Would you count how many lines of the entries below include the word "icon"? Give nothing but the number.

── Given data ──

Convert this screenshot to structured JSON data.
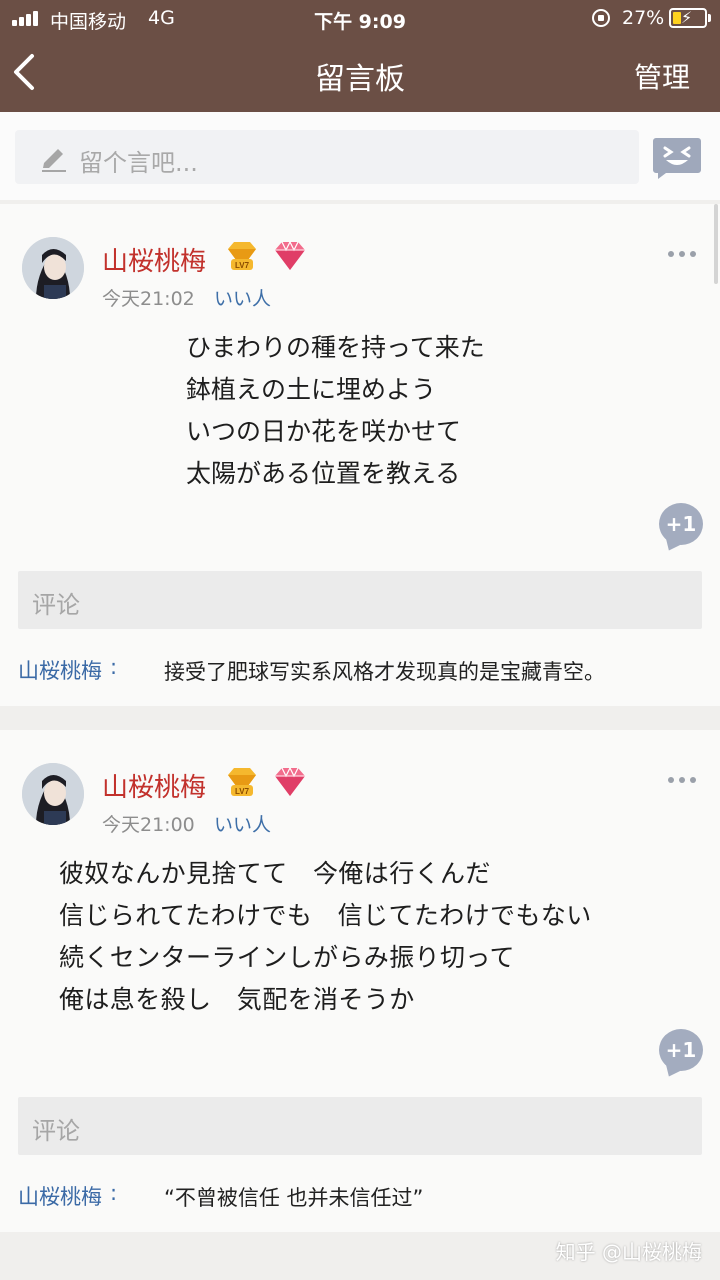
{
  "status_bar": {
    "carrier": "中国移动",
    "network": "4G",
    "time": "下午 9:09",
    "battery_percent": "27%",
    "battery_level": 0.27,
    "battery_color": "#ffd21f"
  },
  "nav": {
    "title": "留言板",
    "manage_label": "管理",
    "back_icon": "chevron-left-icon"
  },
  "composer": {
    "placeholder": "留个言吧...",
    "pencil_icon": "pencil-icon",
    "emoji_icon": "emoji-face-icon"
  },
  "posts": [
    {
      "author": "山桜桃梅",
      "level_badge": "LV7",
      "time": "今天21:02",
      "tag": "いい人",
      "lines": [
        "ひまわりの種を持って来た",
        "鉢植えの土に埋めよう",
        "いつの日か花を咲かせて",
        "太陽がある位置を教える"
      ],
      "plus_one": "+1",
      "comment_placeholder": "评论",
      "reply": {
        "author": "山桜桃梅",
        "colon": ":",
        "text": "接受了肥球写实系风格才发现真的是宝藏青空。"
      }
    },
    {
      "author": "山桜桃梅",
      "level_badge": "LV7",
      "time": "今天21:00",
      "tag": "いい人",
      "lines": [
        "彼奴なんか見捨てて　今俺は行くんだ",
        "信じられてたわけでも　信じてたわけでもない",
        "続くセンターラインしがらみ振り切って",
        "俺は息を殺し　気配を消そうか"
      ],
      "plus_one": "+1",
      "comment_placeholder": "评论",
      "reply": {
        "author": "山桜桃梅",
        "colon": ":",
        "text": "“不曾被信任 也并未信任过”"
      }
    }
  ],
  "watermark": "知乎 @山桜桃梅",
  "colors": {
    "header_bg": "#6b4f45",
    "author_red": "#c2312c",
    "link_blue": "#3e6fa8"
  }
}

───

#### Solution to this exercise
3